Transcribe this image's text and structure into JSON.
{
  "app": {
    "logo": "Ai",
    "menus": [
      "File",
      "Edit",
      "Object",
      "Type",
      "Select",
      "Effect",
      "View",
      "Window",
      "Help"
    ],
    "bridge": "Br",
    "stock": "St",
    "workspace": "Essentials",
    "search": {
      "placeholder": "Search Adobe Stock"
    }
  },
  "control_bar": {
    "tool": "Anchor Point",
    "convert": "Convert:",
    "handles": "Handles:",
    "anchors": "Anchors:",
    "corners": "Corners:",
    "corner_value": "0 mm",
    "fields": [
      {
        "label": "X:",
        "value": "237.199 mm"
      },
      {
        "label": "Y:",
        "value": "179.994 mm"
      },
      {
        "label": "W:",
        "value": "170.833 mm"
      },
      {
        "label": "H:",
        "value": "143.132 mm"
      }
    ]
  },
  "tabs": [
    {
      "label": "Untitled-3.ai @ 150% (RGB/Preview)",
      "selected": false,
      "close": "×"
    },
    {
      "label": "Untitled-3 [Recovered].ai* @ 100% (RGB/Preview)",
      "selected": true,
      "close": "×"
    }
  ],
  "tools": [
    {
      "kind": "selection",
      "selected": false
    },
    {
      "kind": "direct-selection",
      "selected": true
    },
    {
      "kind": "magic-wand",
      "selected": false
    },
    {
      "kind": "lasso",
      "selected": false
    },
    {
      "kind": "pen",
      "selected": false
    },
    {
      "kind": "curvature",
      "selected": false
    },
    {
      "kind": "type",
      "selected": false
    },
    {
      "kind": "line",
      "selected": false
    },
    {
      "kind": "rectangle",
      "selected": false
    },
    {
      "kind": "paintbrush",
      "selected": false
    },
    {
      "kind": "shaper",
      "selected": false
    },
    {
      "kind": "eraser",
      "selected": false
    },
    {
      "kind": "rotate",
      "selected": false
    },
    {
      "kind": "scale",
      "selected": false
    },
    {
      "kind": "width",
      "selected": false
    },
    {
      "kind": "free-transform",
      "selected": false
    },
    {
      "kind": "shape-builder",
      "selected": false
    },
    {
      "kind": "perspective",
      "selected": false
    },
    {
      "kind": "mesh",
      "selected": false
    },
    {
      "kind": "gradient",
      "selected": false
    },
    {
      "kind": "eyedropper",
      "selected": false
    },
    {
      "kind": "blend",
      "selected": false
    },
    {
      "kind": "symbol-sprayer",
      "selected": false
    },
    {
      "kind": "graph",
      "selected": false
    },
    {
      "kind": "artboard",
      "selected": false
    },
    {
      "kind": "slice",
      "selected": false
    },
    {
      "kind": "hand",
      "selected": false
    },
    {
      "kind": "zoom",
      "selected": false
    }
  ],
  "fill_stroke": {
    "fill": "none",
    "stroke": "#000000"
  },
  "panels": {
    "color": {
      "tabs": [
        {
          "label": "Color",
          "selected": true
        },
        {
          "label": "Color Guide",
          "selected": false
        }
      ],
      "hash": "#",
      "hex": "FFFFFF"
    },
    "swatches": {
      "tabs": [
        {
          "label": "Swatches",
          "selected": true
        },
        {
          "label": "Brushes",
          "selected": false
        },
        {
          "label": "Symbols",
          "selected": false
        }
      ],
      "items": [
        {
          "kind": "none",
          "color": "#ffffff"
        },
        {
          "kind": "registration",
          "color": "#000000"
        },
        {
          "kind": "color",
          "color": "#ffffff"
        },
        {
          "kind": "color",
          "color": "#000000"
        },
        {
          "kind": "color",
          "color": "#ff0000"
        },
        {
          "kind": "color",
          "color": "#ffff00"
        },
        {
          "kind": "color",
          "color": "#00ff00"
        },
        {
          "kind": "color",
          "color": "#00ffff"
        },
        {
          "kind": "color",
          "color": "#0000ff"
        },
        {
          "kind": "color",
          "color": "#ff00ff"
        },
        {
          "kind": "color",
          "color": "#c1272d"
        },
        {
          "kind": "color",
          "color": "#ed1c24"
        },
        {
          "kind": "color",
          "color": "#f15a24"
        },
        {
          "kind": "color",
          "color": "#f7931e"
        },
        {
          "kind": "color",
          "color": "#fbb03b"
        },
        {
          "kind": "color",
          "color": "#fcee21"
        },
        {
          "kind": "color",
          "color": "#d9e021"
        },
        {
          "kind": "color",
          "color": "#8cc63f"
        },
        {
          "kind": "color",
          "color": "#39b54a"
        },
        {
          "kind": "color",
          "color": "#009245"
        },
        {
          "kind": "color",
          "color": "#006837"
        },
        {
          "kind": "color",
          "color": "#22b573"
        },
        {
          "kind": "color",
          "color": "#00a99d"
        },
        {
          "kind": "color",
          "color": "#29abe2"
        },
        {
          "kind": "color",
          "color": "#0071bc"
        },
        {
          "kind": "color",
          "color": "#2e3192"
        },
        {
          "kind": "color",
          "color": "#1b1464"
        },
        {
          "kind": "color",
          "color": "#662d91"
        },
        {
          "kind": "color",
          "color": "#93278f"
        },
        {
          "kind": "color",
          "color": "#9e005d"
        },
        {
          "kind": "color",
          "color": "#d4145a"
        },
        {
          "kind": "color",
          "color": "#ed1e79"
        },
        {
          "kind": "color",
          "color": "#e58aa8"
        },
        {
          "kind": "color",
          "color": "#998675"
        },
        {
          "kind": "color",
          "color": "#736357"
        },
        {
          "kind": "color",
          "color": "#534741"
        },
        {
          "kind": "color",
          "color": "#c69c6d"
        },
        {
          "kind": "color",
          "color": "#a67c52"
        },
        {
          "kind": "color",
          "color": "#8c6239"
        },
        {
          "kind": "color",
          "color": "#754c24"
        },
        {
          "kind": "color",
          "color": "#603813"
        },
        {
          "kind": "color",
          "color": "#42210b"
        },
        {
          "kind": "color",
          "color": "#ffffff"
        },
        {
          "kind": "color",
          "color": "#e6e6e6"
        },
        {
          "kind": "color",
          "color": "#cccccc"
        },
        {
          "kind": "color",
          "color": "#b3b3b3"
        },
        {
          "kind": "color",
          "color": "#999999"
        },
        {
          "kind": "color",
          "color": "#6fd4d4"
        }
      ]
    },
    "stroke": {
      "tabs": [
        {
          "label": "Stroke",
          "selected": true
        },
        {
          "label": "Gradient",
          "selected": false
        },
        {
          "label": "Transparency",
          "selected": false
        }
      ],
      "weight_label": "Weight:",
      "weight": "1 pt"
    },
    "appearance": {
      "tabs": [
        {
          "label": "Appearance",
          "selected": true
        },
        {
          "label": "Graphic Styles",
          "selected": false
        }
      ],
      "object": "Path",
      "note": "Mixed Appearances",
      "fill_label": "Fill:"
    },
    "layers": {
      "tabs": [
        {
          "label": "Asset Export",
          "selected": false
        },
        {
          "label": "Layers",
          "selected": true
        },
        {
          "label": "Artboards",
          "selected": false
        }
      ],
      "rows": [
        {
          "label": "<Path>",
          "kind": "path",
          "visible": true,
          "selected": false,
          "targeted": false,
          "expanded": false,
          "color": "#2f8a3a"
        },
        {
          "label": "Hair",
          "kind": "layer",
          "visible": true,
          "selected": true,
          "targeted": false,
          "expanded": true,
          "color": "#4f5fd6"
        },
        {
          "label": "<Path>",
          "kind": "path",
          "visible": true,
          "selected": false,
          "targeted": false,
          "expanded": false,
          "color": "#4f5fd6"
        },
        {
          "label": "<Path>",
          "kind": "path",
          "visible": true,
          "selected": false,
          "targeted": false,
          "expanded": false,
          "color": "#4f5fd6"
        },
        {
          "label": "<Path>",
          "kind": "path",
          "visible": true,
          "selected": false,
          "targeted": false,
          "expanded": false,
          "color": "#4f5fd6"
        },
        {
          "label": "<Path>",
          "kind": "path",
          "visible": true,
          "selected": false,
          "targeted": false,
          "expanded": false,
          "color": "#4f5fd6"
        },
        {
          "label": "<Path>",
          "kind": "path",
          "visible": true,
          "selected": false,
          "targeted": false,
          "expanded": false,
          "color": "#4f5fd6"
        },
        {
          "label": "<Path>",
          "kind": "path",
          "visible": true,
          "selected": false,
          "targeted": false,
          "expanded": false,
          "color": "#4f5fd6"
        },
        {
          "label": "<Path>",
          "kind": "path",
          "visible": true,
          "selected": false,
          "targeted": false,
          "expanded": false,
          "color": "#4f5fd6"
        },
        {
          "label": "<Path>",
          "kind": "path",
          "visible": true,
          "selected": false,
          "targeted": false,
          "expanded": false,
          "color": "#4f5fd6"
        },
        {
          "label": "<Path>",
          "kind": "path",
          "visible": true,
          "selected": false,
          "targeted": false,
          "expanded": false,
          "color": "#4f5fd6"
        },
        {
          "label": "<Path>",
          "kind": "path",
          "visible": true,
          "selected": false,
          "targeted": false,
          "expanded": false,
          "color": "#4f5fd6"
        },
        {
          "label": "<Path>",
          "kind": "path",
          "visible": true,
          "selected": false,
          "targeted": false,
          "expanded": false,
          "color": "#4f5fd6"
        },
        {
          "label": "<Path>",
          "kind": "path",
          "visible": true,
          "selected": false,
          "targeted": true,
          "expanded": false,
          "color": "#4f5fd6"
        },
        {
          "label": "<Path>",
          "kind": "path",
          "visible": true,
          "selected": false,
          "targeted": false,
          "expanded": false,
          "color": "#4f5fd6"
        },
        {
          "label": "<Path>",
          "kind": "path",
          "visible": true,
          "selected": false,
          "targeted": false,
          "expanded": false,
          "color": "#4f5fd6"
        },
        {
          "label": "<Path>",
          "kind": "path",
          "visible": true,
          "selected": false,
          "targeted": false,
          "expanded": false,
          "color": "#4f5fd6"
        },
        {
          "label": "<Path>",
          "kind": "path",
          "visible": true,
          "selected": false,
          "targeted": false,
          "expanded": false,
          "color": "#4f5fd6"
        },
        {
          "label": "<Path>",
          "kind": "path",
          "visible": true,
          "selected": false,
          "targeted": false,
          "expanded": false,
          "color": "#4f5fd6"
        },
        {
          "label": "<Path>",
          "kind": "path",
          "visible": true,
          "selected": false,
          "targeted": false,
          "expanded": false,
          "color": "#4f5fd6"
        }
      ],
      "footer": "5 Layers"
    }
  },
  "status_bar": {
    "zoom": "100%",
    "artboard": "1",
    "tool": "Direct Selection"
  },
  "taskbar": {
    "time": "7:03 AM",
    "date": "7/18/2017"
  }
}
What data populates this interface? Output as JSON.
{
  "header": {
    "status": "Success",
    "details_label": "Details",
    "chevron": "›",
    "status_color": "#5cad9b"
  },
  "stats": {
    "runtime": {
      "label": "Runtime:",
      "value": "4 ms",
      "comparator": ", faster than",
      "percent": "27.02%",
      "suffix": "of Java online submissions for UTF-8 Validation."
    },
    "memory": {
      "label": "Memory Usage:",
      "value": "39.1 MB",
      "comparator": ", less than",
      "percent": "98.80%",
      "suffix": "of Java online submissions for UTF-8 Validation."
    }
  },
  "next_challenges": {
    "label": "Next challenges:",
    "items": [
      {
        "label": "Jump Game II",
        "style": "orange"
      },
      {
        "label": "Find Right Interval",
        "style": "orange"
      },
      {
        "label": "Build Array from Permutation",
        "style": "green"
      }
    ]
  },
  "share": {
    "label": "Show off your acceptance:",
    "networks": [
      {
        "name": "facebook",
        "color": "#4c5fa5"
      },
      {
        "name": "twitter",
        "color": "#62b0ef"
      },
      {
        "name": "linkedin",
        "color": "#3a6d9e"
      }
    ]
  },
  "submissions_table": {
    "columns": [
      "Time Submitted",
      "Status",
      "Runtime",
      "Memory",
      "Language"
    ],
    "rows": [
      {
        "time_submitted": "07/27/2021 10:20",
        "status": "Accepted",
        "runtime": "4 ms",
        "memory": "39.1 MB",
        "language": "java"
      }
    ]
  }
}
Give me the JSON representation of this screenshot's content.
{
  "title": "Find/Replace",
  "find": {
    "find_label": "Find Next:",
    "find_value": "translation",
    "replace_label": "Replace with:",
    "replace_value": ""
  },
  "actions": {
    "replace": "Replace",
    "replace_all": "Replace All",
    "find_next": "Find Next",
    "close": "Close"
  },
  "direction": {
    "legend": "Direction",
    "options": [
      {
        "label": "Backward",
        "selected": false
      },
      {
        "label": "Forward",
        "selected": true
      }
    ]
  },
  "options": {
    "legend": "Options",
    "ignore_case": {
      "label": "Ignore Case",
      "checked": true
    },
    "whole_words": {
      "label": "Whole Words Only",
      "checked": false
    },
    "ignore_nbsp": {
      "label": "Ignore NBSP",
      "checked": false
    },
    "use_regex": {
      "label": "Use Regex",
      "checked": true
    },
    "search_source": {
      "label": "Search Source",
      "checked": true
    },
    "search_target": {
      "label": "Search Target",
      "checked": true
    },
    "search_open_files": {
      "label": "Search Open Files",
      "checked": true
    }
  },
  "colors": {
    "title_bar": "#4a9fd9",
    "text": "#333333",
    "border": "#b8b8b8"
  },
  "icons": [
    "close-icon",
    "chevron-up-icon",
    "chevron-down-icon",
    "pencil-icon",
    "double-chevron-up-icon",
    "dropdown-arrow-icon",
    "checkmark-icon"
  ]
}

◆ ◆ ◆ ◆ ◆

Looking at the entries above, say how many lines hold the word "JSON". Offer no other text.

3